• TASK PROMPT
Which lines of the data below contain "this"? Please show them all.

========

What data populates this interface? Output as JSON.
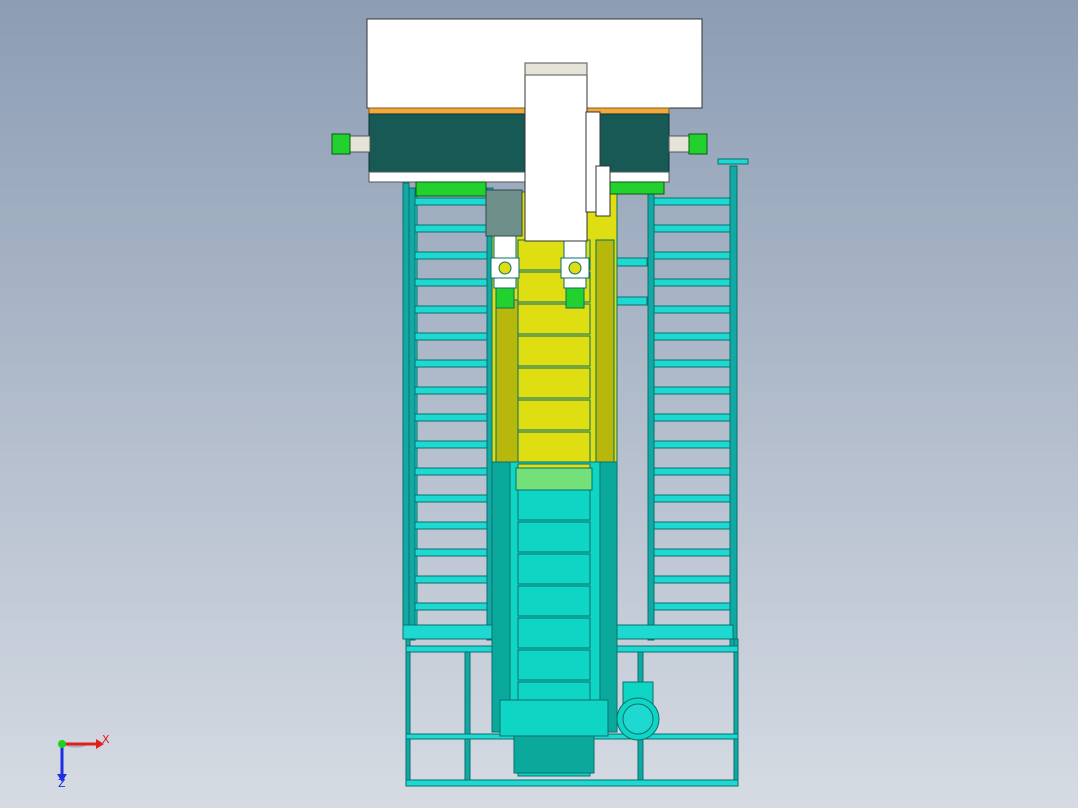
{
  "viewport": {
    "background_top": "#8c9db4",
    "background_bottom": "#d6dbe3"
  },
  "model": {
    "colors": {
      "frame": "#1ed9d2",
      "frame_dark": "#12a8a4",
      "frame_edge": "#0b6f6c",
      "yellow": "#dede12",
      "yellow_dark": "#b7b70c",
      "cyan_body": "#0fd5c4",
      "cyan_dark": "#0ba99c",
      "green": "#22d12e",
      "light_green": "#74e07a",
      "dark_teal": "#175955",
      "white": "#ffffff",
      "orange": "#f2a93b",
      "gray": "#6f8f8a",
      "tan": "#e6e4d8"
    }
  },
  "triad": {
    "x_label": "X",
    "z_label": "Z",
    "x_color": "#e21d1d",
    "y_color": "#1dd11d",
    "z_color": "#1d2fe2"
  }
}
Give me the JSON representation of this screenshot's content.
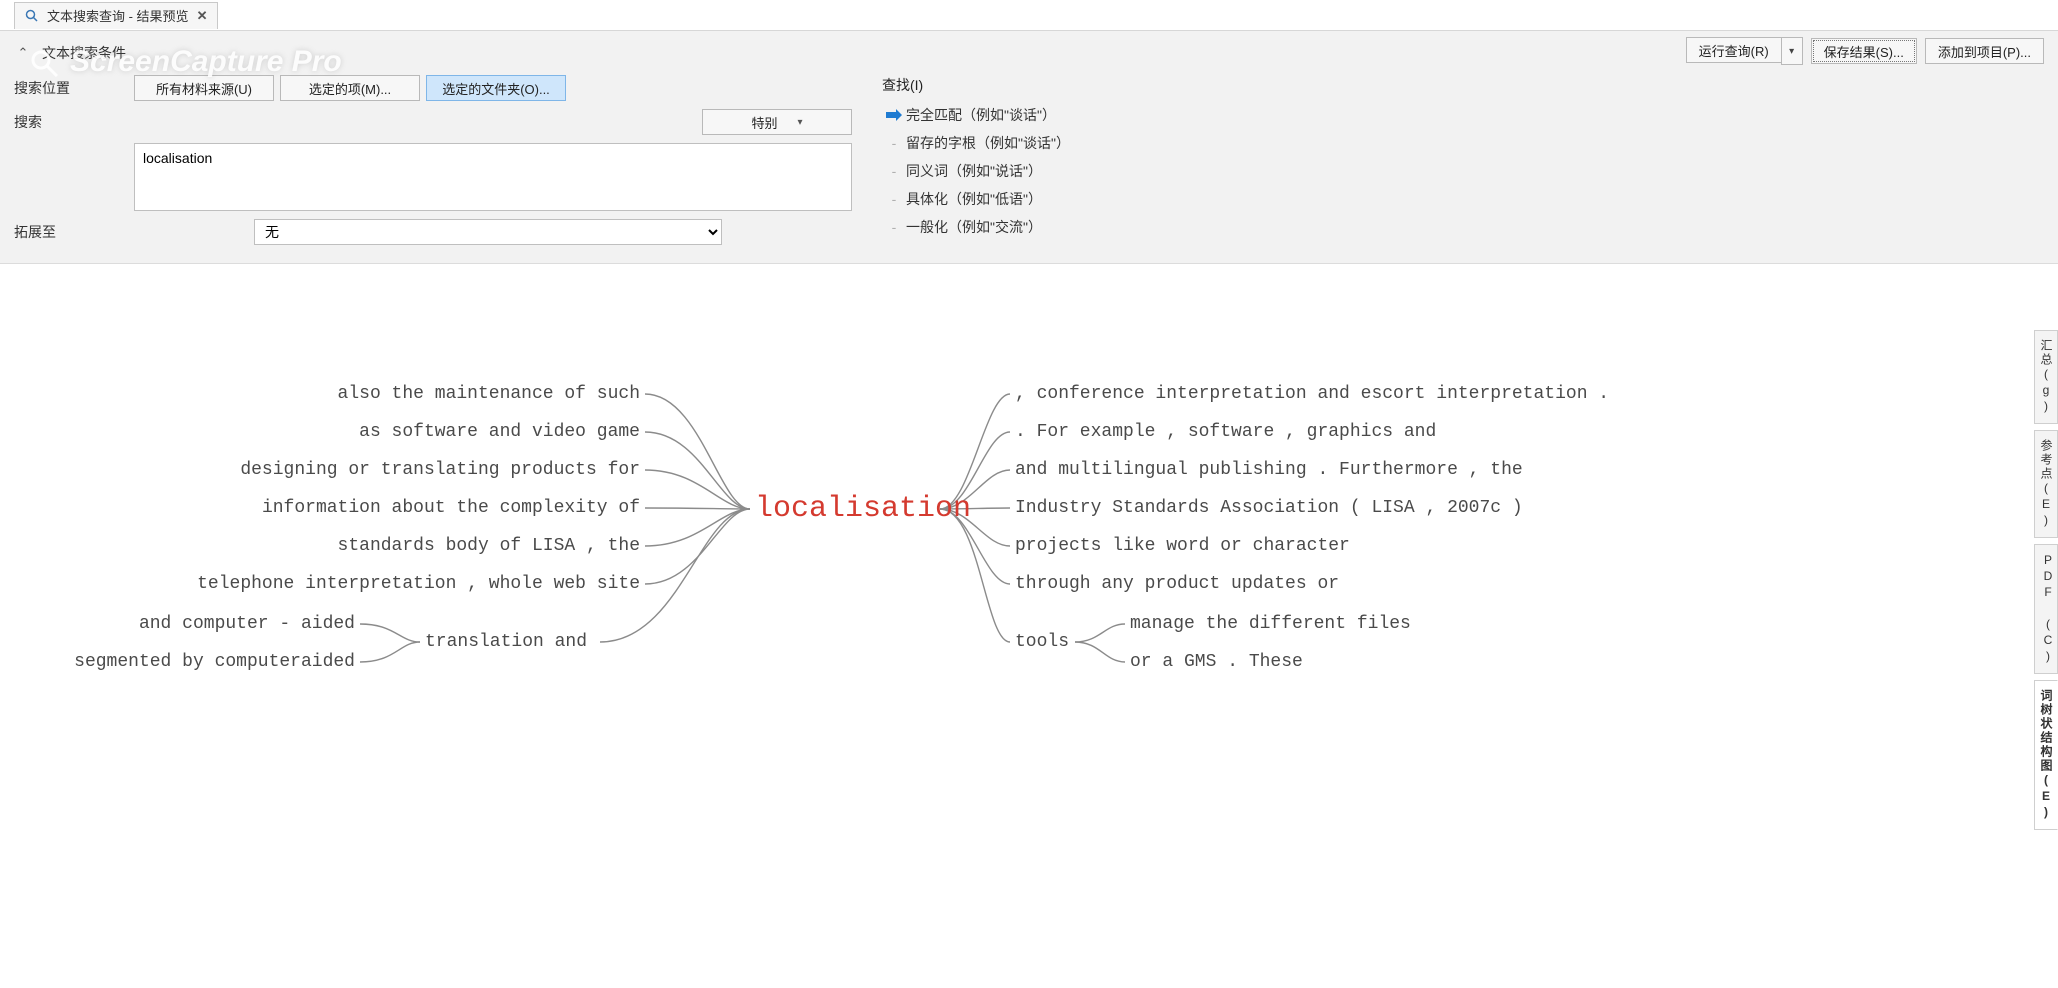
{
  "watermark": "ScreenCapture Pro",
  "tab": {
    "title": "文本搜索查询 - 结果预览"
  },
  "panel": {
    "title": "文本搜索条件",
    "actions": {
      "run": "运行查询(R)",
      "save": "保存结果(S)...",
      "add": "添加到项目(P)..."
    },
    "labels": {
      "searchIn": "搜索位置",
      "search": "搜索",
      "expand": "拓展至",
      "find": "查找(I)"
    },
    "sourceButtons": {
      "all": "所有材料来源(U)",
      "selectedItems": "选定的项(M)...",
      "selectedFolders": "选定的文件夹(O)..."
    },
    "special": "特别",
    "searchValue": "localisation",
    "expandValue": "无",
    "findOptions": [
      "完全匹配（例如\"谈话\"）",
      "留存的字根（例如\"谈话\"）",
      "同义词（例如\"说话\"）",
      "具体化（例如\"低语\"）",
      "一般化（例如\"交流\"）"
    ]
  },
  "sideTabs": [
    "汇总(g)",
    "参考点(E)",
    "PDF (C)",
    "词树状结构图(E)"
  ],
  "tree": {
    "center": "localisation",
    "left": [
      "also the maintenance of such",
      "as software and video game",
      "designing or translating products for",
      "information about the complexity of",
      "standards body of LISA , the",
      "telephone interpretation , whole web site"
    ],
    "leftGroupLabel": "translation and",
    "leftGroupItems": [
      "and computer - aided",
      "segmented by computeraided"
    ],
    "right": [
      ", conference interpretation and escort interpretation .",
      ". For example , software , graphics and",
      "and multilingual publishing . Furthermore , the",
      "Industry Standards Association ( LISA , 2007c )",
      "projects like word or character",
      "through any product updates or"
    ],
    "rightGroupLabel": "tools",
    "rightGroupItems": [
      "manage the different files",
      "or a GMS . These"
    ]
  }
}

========

• EXERCISE RESPONSE
What data populates this interface? Output as JSON.
Give me the JSON representation of this screenshot's content.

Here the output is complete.